• What the task requires: Would you go through the records below and copy each line with the string "JSON"?

• Data for the task:
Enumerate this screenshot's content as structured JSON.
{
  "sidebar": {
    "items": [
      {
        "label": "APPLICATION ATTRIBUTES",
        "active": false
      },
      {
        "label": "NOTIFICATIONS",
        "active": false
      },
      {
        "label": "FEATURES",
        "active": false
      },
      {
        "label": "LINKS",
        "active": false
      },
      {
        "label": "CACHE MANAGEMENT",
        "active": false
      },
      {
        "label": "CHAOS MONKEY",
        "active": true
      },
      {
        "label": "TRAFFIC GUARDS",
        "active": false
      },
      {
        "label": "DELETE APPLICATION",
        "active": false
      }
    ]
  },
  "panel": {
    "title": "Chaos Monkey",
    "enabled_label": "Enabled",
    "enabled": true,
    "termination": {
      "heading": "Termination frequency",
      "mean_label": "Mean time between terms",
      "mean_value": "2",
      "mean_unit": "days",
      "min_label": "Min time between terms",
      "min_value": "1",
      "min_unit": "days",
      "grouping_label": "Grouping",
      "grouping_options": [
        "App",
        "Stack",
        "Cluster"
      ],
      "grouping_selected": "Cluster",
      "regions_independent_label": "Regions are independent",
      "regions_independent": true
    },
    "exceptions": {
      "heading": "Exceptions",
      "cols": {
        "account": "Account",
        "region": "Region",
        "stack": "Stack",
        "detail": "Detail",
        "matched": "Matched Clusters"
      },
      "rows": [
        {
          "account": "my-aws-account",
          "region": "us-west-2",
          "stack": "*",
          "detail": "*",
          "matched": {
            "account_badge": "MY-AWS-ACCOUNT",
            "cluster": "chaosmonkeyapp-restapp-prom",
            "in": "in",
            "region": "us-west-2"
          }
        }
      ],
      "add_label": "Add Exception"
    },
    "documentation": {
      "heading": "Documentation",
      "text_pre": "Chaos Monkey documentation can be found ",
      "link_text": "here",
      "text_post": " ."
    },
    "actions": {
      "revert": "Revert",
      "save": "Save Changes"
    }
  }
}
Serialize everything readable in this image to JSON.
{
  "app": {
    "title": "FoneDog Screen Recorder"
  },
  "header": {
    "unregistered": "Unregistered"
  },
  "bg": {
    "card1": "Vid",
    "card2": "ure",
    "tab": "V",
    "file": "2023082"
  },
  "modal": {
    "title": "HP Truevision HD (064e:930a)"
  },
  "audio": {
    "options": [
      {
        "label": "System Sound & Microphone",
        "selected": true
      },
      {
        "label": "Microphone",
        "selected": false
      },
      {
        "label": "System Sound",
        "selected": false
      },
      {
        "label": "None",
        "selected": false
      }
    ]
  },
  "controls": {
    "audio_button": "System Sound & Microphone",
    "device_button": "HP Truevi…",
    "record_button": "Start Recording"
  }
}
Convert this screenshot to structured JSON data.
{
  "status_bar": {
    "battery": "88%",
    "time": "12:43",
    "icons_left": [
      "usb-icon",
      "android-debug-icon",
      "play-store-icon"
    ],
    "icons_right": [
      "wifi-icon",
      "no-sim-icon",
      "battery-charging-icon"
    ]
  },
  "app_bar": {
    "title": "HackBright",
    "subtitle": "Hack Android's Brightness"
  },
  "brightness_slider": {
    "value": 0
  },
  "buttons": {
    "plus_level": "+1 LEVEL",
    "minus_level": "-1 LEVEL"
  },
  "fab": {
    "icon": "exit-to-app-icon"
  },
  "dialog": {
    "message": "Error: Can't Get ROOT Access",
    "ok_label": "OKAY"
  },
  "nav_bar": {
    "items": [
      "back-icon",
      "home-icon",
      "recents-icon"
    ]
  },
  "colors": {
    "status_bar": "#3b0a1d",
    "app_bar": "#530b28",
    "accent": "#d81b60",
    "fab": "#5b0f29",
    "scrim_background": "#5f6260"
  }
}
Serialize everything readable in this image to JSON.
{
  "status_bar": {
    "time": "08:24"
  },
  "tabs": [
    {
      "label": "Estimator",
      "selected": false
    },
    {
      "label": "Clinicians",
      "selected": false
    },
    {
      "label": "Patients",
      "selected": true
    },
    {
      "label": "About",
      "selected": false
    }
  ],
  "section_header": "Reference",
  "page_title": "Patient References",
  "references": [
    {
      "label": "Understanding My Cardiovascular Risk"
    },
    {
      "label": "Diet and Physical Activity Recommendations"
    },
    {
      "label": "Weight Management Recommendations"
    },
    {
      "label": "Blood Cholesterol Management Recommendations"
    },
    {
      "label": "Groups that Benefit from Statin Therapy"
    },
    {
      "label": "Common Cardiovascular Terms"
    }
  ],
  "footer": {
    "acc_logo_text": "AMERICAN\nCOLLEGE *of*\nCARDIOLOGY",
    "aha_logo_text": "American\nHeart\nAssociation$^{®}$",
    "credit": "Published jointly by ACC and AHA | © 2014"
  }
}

• Answer box:
Enumerate this screenshot's content as structured JSON.
Serialize everything readable in this image to JSON.
Convert this screenshot to structured JSON data.
Serialize everything readable in this image to JSON.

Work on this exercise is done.